TASK INPUT>
○ ○ ○

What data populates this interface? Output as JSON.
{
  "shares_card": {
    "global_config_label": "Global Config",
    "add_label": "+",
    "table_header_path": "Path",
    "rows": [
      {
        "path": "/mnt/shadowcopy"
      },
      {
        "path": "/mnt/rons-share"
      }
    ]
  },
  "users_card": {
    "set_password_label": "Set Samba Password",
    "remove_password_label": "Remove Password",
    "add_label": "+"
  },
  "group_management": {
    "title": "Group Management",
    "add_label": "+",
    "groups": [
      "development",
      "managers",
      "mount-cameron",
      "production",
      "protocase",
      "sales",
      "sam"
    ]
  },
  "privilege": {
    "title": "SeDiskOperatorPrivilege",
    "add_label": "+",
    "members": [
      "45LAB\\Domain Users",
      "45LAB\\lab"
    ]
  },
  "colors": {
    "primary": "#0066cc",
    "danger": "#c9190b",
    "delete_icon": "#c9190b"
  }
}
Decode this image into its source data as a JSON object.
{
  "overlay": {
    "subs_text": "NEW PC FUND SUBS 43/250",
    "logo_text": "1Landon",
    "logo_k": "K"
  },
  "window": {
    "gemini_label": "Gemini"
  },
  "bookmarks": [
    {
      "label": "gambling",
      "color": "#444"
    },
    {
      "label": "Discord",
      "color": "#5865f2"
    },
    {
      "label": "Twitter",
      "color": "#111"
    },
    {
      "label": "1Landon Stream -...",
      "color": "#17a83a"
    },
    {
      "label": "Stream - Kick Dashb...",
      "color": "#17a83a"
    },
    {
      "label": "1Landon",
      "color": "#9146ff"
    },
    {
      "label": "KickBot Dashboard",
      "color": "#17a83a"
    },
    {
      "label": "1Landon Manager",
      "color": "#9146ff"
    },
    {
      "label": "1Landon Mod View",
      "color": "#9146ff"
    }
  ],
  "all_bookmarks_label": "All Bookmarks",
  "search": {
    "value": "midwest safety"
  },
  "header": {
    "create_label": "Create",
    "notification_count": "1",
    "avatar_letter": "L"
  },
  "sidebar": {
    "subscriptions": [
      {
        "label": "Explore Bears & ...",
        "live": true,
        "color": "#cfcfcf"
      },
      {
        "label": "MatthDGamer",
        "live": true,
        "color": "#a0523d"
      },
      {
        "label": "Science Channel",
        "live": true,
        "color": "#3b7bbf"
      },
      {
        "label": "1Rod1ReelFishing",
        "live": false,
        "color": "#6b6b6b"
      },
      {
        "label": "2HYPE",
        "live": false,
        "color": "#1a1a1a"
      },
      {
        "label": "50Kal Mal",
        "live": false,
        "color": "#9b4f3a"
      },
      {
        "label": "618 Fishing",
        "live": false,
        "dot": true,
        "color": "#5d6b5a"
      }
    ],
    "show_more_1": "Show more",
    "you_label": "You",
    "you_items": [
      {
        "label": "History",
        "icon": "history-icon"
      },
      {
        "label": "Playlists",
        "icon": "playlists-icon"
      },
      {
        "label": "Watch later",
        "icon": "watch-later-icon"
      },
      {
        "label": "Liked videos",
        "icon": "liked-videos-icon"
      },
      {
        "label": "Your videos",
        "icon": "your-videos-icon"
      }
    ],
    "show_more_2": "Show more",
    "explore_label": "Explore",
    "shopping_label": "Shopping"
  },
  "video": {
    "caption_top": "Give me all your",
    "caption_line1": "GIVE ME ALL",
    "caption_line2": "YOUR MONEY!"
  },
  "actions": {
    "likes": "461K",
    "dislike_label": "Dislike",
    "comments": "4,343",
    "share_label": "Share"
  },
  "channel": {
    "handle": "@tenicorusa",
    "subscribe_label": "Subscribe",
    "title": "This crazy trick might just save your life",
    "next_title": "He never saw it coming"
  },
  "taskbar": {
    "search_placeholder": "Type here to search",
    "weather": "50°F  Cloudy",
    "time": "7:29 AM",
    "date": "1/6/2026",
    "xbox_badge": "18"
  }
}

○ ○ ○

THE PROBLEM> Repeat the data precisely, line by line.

COMPLETED TASK>
What data populates this interface? Output as JSON.
{
  "shares_card": {
    "global_config_label": "Global Config",
    "add_label": "+",
    "table_header_path": "Path",
    "rows": [
      {
        "path": "/mnt/shadowcopy"
      },
      {
        "path": "/mnt/rons-share"
      }
    ]
  },
  "users_card": {
    "set_password_label": "Set Samba Password",
    "remove_password_label": "Remove Password",
    "add_label": "+"
  },
  "group_management": {
    "title": "Group Management",
    "add_label": "+",
    "groups": [
      "development",
      "managers",
      "mount-cameron",
      "production",
      "protocase",
      "sales",
      "sam"
    ]
  },
  "privilege": {
    "title": "SeDiskOperatorPrivilege",
    "add_label": "+",
    "members": [
      "45LAB\\Domain Users",
      "45LAB\\lab"
    ]
  },
  "colors": {
    "primary": "#0066cc",
    "danger": "#c9190b",
    "delete_icon": "#c9190b"
  }
}
Decode this image into its source data as a JSON object.
{
  "overlay": {
    "subs_text": "NEW PC FUND SUBS 43/250",
    "logo_text": "1Landon",
    "logo_k": "K"
  },
  "window": {
    "gemini_label": "Gemini"
  },
  "bookmarks": [
    {
      "label": "gambling",
      "color": "#444"
    },
    {
      "label": "Discord",
      "color": "#5865f2"
    },
    {
      "label": "Twitter",
      "color": "#111"
    },
    {
      "label": "1Landon Stream -...",
      "color": "#17a83a"
    },
    {
      "label": "Stream - Kick Dashb...",
      "color": "#17a83a"
    },
    {
      "label": "1Landon",
      "color": "#9146ff"
    },
    {
      "label": "KickBot Dashboard",
      "color": "#17a83a"
    },
    {
      "label": "1Landon Manager",
      "color": "#9146ff"
    },
    {
      "label": "1Landon Mod View",
      "color": "#9146ff"
    }
  ],
  "all_bookmarks_label": "All Bookmarks",
  "search": {
    "value": "midwest safety"
  },
  "header": {
    "create_label": "Create",
    "notification_count": "1",
    "avatar_letter": "L"
  },
  "sidebar": {
    "subscriptions": [
      {
        "label": "Explore Bears & ...",
        "live": true,
        "color": "#cfcfcf"
      },
      {
        "label": "MatthDGamer",
        "live": true,
        "color": "#a0523d"
      },
      {
        "label": "Science Channel",
        "live": true,
        "color": "#3b7bbf"
      },
      {
        "label": "1Rod1ReelFishing",
        "live": false,
        "color": "#6b6b6b"
      },
      {
        "label": "2HYPE",
        "live": false,
        "color": "#1a1a1a"
      },
      {
        "label": "50Kal Mal",
        "live": false,
        "color": "#9b4f3a"
      },
      {
        "label": "618 Fishing",
        "live": false,
        "dot": true,
        "color": "#5d6b5a"
      }
    ],
    "show_more_1": "Show more",
    "you_label": "You",
    "you_items": [
      {
        "label": "History",
        "icon": "history-icon"
      },
      {
        "label": "Playlists",
        "icon": "playlists-icon"
      },
      {
        "label": "Watch later",
        "icon": "watch-later-icon"
      },
      {
        "label": "Liked videos",
        "icon": "liked-videos-icon"
      },
      {
        "label": "Your videos",
        "icon": "your-videos-icon"
      }
    ],
    "show_more_2": "Show more",
    "explore_label": "Explore",
    "shopping_label": "Shopping"
  },
  "video": {
    "caption_top": "Give me all your",
    "caption_line1": "GIVE ME ALL",
    "caption_line2": "YOUR MONEY!"
  },
  "actions": {
    "likes": "461K",
    "dislike_label": "Dislike",
    "comments": "4,343",
    "share_label": "Share"
  },
  "channel": {
    "handle": "@tenicorusa",
    "subscribe_label": "Subscribe",
    "title": "This crazy trick might just save your life",
    "next_title": "He never saw it coming"
  },
  "taskbar": {
    "search_placeholder": "Type here to search",
    "weather": "50°F  Cloudy",
    "time": "7:29 AM",
    "date": "1/6/2026",
    "xbox_badge": "18"
  }
}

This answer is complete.